How does geothermal energy work?

Students from Butzbach asked questions at a drilling site:

How does heat from the ground get into a building? What must be considered when drilling into the ground? These and further questions were asked by a class of engineers-to-be at the Butzbach Vocational School and Technical College when visiting a building site in Wetzlar.

The students and their teacher visited a particularly large geothermal project in Wetzlar’s industrial estate Spilburg. Here the Leitz-Park GmbH is building a new production and administration building for the Leica Camera AG. This will not be heated by burning natural gas or oil, but in an environmentally-friendly and climate-friendly way utilizing geothermal energy. Professionals are needed for a task like this: Fulda’s geothermal company TERRA THERM Geothermal GmbH drilled over 70 boreholes to a depth of approximately 120 meters at the construction site. TERRA THERM employee Matthias Schneider told the students: "This project was a special challenge for us. We have already drilled a total of many thousand meters in the private and commercial sector, but the planned building complex is interesting because of its size and the amount of probes needed. We install 79 probes, each at a depth of 120 meters. This results in a total length of 9480 meters of drilling."

Cost-effective and low in CO2 emissions.

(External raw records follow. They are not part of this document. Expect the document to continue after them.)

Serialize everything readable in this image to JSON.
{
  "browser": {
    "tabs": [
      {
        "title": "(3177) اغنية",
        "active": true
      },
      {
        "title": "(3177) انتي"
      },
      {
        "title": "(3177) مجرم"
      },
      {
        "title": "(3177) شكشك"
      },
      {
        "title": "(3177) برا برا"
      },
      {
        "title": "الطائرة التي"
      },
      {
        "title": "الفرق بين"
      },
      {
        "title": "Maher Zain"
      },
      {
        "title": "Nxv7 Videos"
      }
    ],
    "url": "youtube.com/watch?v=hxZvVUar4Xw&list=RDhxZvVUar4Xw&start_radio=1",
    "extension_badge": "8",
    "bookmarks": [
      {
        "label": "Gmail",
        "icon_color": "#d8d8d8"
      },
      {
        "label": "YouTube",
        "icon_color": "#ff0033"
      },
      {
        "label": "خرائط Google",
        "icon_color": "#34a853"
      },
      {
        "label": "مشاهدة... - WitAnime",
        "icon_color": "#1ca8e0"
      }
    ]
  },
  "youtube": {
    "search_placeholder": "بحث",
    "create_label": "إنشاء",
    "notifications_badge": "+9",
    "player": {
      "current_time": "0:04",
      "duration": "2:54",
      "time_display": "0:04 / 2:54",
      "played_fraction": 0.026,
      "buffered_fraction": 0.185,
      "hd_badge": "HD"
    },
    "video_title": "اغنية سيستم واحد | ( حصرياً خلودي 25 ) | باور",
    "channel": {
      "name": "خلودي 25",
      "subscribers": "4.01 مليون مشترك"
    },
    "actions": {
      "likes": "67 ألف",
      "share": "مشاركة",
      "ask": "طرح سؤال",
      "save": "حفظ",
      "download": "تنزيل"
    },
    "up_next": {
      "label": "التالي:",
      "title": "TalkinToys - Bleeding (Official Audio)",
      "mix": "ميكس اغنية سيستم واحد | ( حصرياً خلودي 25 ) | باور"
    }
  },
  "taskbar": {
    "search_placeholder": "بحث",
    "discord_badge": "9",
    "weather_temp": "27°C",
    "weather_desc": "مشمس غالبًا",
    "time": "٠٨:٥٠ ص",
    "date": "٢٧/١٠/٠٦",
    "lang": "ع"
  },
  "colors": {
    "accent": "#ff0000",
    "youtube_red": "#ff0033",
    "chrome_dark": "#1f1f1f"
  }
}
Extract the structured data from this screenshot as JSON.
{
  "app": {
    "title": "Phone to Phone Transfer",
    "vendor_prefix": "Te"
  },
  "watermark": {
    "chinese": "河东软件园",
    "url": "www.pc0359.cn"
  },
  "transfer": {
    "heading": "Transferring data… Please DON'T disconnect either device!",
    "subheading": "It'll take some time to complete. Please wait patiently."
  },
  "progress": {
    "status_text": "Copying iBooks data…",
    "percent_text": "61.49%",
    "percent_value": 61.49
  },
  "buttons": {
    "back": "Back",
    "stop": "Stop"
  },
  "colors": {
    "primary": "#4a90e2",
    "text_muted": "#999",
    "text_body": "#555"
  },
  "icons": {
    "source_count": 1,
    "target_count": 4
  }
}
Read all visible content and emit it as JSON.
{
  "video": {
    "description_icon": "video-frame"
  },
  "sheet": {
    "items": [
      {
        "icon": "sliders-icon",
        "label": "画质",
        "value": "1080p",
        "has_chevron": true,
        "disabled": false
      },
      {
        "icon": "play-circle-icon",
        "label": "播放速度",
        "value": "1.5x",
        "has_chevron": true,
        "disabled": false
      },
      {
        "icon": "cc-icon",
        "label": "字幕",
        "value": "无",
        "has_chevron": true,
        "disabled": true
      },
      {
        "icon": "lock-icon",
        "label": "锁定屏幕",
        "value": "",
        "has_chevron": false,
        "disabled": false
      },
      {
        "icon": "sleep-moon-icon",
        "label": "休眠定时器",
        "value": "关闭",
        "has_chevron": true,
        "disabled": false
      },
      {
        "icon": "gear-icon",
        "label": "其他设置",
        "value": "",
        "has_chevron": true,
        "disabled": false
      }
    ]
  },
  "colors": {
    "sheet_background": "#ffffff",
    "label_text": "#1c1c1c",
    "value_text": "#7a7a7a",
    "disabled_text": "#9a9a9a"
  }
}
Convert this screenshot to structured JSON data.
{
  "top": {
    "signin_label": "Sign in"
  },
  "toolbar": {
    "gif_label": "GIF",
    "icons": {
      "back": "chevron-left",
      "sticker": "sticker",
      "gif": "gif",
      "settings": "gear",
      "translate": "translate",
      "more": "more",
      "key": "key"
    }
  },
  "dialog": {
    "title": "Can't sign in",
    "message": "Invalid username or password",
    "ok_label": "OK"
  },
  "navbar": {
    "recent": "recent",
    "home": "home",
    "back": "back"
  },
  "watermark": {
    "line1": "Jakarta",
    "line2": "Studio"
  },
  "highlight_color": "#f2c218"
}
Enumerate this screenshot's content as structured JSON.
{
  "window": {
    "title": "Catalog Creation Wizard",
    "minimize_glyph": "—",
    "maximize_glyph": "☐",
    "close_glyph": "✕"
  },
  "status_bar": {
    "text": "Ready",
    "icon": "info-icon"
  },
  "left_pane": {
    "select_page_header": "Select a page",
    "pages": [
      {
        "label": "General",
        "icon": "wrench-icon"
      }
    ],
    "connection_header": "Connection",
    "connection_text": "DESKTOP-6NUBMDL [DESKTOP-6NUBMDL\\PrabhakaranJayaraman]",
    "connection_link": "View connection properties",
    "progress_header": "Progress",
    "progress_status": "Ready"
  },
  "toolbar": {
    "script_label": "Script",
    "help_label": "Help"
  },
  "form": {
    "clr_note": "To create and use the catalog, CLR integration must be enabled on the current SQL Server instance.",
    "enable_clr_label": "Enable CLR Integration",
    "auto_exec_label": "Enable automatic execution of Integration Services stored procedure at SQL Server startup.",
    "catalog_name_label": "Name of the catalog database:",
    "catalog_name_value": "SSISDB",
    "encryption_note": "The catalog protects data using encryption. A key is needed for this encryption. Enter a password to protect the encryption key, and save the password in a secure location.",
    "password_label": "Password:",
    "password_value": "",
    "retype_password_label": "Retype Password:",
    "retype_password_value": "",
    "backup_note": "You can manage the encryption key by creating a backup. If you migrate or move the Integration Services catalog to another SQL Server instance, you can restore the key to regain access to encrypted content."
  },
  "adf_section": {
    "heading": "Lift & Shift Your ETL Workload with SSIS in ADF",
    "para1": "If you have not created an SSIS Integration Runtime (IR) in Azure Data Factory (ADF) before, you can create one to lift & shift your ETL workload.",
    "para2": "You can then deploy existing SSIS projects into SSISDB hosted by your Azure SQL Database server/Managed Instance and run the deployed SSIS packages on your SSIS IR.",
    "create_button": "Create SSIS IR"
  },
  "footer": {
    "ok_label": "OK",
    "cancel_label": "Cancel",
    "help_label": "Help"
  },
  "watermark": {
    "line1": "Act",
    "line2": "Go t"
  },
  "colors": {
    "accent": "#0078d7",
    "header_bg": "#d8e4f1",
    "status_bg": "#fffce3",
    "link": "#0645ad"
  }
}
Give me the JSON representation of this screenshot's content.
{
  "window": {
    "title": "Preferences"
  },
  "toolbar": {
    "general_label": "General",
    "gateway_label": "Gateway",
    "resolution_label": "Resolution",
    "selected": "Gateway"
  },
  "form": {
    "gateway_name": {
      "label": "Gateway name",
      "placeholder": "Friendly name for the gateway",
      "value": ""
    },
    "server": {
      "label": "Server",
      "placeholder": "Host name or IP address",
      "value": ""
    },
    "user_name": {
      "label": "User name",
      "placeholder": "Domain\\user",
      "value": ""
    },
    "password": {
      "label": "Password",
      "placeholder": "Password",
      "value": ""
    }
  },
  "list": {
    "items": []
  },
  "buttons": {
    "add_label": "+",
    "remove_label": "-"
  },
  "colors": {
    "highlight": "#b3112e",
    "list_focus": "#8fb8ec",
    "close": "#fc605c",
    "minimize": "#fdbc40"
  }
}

This view was shared by the students. They watched the professionals operate one of the company’s big drills. High performance drill heads penetrated into regions of the ground where the temperature stays constant at a certain level in both summer and winter. The heat in the ground is brought to the surface by geothermal probes and raised to an even higher temperature level by a heat pump. Schneider explained to the students:  “In terms of proportions, four parts of heating energy can be obtained from one part of electricity used for running the heat pump and three parts of free geothermal energy from the ground. As the same installation can be utilized for air conditioning of the premises in summer and the primary energy is not provided by fossil fuels, it is also particularly cost-effective.” Teacher Kai Koethe said: "Our students have been introduced to the theory of using geothermal energy at school, but have not had the possibility to experience the drilling process live so far. The size of the construction site on which several drill heads are driven into the ground at the same time shows the important role that geothermal energy plays within the sector of renewable energies nowadays. It is great to be able to ask questions directly to experienced professionals. "